Mosquitoes are already infamous for their role as vectors of diseases such as malaria, dengue fever, and Zika virus. The emergence of mosquito fire adds another layer of concern to the already substantial threat they pose to public health. Burning mosquitoes release harmful particles and gases, potentially exacerbating respiratory conditions and causing allergic reactions in susceptible individuals. The smoke and fumes produced by mosquito fire may also have environmental implications, affecting air quality and contributing to pollution.
Beyond the immediate health risks, mosquito fire can have adverse effects on ecosystems. Mosquitoes play a vital role in pollination and serve as a food source for various organisms, including birds, bats, and other insects. If the mosquito population declines significantly due to the phenomenon, it could disrupt ecological balance and lead to unintended consequences for other species dependent on them.
Mitigation and Future Directions
Efforts are underway to better understand the causes and develop strategies to mitigate the risks associated with mosquito fire. Researchers are conducting studies to identify the specific factors contributing to this phenomenon, exploring mosquito physiology, and investigating the chemical composition of flammable substances found on their bodies.
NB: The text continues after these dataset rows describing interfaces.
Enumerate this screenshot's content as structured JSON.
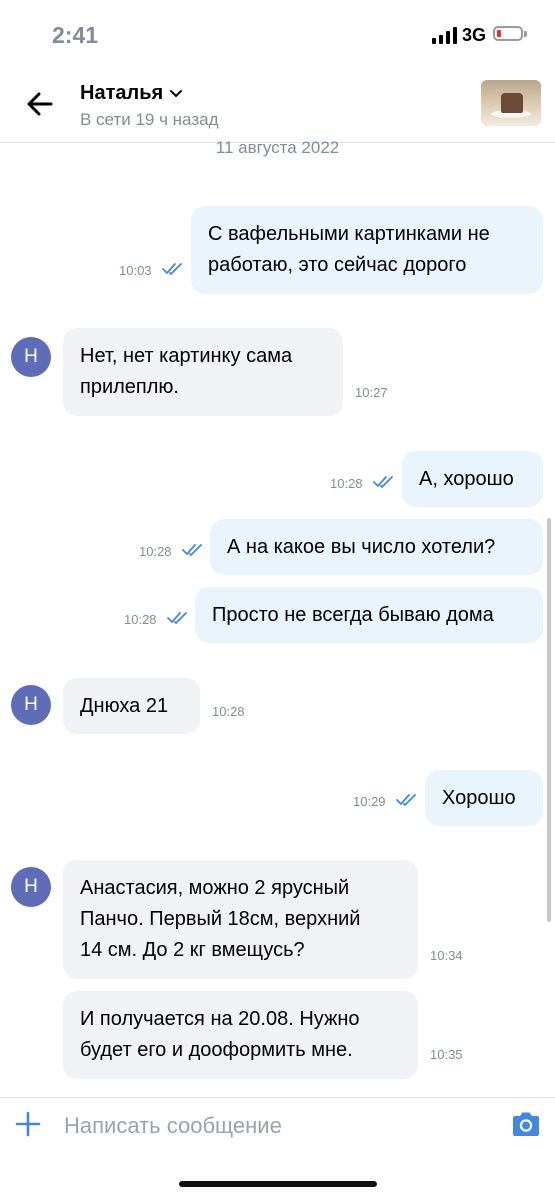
{
  "status_bar": {
    "time": "2:41",
    "network": "3G"
  },
  "header": {
    "name": "Наталья",
    "subtitle": "В сети 19 ч назад"
  },
  "date_separator": "11 августа 2022",
  "contact_avatar_letter": "Н",
  "messages": [
    {
      "direction": "out",
      "line1": "С вафельными картинками не",
      "line2": "работаю, это сейчас дорого",
      "time": "10:03",
      "read": true
    },
    {
      "direction": "in",
      "line1": "Нет, нет картинку сама",
      "line2": "прилеплю.",
      "time": "10:27"
    },
    {
      "direction": "out",
      "text": "А, хорошо",
      "time": "10:28",
      "read": true
    },
    {
      "direction": "out",
      "text": "А на какое вы число хотели?",
      "time": "10:28",
      "read": true
    },
    {
      "direction": "out",
      "text": "Просто не всегда бываю дома",
      "time": "10:28",
      "read": true
    },
    {
      "direction": "in",
      "text": "Днюха 21",
      "time": "10:28"
    },
    {
      "direction": "out",
      "text": "Хорошо",
      "time": "10:29",
      "read": true
    },
    {
      "direction": "in",
      "line1": "Анастасия, можно 2 ярусный",
      "line2": "Панчо.  Первый 18см, верхний",
      "line3": "14 см. До 2 кг вмещусь?",
      "time": "10:34"
    },
    {
      "direction": "in",
      "line1": "И получается на 20.08. Нужно",
      "line2": "будет его и дооформить мне.",
      "time": "10:35"
    }
  ],
  "composer": {
    "placeholder": "Написать сообщение"
  },
  "colors": {
    "accent": "#3f8ae0",
    "outgoing_bubble": "#e9f4fd",
    "incoming_bubble": "#f0f2f5",
    "avatar": "#5f6cb8"
  }
}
By gaining a deeper understanding of the underlying mechanisms, scientists hope to develop preventive measures and protective strategies to minimize the occurrence of mosquito fire.
In the meantime, public awareness campaigns should be launched to educate communities about the potential risks and preventive measures. Individuals can take simple precautions, such as using mosquito repellents, covering exposed skin, and implementing mosquito control measures in their surroundings.
Mosquito fire represents a new and unexpected threat to humanity, challenging our understanding of these tiny but resilient creatures. With the potential health and environmental consequences it poses, it is imperative to invest in research and preventative measures to address this phenomenon effectively. By taking collective action, we can ensure the safety of communities and protect our delicate ecosystems from the burning threat of mosquito fire.